Accurate depth registration and high quality continuous sampling of seabed sediments at multiple locations from mundline are essential for shallow foundation design. This is particularly true for the siliceous silts and sands of the Taranaki basin seabed off New Zealand's west coast.
OMV New Zealand recently commissioned the use of Benthic Geotech's Portable Remotely Operated Drill (PROD) to carry out a detailed confirmatory site investigation at the Maari platform site. The PROD was able to make use of two short weather windows to complete successfully the required scope of work.
This paper describes how the PROD was use to deliver the site investigation results and illustrates how accuracy and quality were assured.
The Maari Field is situated in the Tasman Sea offshore the west coast of Teranaki, New Zealand, as shown in Figure 1. The field is approximately 80k m from the coast in a water depth of 101m and is the most south westerly of the other existing developments in the area. The Maui B platform is 36km to the weather events direct from the Southern Ocean, or funneled through the Cook Straits.
The development, currently in the project execution phase, comprises a not-normally manned wellhead platform (WHP) with associated floating production and storage off-loading facilities and flow lines. The WHP supports 12 conductor slots for the first eight wells that will be drilled from a jack up drilling rig.
Maari is a marginal field in a challenging environment. There are no precedents for platforms on shallow gravity foundations in this region. The site investigation had to deliver sufficient quality evidence to ensure verifiable design for a skirted shallow foundation without another investigation. This paper describes how quality and accuracy were achieved in the geotechnical site investigation.
The Taranki Basin experiences challenging metocean conditions, which have combined either directly or indirectly with ground conditions to impact adversely on a number of projects. While these are not often publicly documented, Rennie et al.1 have given detailed account of experiences at Maui A, while four pile were successfully drive to 70m, 24 piles met refusal in sand layer at around 30m. hammer setup on site led to less efficient performance, higher blow counts and ultimately pile refusal. The complex sequence of sand and silts encountered at Maui are shown in Figure 2 in term of pore pressure ratio, Bq and cone resistance, qc
A similar geology of inter-bedded sequences of sands and silts were anticipated for Maari, and the potential for similar shallow pile refusals was considered high. In addition, the high costs of mobilizing large pile driving equipment to this remote region, couple with the lack of suitable weather windows for the area, contributed to the decision for Maari to favour a self-installing gravity-based platform.

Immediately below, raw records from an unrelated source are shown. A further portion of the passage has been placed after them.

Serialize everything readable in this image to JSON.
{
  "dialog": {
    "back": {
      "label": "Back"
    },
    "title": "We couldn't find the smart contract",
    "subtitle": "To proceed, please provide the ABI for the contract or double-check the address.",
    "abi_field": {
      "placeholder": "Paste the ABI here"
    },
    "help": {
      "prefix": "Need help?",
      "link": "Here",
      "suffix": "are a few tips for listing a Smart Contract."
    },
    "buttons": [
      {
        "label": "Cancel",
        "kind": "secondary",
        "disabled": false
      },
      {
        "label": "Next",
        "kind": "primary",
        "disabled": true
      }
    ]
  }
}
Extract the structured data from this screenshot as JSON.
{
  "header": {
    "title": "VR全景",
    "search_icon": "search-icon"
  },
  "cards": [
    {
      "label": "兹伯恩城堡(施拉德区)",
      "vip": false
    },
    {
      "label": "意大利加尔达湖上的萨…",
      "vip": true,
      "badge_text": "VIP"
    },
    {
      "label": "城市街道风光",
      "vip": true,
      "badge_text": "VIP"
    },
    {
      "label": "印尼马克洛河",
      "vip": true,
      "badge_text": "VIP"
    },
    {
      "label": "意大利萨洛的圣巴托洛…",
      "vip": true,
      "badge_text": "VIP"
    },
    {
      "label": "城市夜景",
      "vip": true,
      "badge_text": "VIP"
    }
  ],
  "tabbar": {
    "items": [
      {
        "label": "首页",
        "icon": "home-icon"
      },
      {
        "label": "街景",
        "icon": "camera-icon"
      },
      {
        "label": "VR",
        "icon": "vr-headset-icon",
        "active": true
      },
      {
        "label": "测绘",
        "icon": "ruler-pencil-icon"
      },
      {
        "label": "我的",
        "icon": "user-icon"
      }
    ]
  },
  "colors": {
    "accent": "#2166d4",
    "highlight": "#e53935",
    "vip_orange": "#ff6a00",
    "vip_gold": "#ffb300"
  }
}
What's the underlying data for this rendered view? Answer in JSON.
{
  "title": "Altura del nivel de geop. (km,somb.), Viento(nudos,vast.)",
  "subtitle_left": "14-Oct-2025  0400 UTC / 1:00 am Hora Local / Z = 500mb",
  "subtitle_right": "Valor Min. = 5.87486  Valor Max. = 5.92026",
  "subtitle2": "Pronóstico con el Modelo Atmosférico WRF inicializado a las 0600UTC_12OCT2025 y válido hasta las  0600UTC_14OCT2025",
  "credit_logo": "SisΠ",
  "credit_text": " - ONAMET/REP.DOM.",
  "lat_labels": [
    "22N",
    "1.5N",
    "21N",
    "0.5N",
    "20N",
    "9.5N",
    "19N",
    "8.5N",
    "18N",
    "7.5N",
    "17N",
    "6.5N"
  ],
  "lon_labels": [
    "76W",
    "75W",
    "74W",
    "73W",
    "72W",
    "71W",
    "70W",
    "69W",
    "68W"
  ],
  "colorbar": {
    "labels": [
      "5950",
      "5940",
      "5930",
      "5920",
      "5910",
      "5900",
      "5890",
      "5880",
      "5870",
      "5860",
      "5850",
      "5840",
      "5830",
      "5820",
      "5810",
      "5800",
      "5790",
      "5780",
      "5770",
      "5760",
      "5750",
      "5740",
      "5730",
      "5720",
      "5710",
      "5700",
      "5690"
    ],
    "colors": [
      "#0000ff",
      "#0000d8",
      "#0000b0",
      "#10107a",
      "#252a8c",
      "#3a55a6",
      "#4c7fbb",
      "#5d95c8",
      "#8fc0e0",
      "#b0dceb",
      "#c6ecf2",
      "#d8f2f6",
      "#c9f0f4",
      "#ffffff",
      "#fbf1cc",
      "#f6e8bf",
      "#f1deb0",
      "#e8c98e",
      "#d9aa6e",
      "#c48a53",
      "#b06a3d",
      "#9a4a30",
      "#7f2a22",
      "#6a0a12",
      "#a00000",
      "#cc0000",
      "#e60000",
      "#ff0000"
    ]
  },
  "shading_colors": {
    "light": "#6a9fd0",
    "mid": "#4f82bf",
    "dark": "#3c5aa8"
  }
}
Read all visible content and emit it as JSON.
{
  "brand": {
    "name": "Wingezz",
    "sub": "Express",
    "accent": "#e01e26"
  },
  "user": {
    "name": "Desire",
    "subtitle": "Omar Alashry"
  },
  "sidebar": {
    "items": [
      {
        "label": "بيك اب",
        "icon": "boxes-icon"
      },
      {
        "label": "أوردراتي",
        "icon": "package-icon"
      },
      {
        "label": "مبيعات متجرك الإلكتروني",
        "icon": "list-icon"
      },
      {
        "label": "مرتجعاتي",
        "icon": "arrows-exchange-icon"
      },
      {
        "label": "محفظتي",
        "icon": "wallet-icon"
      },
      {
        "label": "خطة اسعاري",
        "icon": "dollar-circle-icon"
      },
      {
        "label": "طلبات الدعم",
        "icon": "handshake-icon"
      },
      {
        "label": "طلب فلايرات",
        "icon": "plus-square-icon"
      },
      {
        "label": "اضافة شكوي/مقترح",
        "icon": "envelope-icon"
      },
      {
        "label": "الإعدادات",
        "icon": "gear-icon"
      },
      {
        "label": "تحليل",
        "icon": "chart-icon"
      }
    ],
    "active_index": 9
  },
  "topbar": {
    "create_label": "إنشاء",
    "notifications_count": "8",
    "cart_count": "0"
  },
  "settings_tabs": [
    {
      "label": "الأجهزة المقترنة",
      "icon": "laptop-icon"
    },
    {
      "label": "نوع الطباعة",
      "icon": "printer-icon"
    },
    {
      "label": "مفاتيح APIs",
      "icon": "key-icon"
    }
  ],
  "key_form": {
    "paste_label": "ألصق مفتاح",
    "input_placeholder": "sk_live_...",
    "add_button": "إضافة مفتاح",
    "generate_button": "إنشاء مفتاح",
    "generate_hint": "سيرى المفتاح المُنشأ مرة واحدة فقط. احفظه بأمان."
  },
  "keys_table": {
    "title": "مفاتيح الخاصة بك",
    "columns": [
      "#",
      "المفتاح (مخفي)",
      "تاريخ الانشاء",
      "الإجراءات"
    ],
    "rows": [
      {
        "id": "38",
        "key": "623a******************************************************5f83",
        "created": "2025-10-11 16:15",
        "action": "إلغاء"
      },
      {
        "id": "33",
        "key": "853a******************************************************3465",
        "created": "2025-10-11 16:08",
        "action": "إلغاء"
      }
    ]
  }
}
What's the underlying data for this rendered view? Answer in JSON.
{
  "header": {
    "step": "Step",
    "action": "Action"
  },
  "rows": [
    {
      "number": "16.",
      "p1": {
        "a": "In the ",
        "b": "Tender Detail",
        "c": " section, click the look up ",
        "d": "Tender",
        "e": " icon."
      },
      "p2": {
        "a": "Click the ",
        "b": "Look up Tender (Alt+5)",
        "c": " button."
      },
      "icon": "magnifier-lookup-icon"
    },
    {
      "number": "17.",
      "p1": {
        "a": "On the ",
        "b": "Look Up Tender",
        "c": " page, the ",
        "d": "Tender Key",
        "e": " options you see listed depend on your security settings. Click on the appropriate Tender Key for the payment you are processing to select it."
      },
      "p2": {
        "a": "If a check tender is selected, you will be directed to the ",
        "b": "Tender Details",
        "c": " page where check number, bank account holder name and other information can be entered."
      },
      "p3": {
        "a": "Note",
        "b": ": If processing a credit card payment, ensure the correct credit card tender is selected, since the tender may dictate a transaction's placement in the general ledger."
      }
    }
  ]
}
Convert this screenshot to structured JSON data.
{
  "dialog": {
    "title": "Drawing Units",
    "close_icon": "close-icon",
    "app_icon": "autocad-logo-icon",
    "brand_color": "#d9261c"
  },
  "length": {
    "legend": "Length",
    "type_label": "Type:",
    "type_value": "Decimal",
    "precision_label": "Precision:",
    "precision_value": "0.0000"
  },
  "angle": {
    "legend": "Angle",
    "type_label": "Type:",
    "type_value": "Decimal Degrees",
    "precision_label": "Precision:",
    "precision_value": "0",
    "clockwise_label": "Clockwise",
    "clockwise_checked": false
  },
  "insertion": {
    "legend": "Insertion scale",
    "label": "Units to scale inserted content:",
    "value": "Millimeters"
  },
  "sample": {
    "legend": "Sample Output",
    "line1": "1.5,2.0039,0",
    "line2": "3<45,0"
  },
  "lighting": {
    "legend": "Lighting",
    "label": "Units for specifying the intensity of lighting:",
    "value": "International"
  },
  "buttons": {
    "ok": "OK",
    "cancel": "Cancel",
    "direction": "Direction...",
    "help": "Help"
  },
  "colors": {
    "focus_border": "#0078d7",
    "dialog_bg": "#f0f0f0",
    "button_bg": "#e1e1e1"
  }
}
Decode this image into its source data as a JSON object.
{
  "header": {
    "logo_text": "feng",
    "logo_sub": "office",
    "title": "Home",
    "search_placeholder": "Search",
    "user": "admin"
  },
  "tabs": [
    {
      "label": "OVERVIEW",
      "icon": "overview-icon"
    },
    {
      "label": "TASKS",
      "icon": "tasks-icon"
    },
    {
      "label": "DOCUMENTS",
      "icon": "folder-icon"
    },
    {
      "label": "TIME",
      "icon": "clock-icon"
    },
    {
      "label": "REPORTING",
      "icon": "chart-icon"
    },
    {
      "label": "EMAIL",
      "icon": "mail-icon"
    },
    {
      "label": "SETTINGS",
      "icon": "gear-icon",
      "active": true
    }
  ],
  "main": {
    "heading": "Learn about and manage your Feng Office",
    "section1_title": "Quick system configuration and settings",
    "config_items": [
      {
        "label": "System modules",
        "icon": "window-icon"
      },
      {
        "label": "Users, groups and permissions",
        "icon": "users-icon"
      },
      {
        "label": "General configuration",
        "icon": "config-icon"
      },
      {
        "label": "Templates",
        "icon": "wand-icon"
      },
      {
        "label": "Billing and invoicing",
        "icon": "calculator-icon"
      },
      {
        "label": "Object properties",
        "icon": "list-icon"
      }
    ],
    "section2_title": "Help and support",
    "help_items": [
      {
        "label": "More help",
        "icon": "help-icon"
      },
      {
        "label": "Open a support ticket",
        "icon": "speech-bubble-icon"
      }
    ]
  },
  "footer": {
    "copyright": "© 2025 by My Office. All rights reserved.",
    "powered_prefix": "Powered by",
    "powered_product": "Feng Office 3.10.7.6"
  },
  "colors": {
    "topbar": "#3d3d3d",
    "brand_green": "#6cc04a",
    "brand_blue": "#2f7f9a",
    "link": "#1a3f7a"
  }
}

The platform concept chosen is from Arup's range of ACE self installing steel gravity based platforms2 and is similar in concept to the Yolla A Drill ACE platform installed in the Bass Strait, Australia3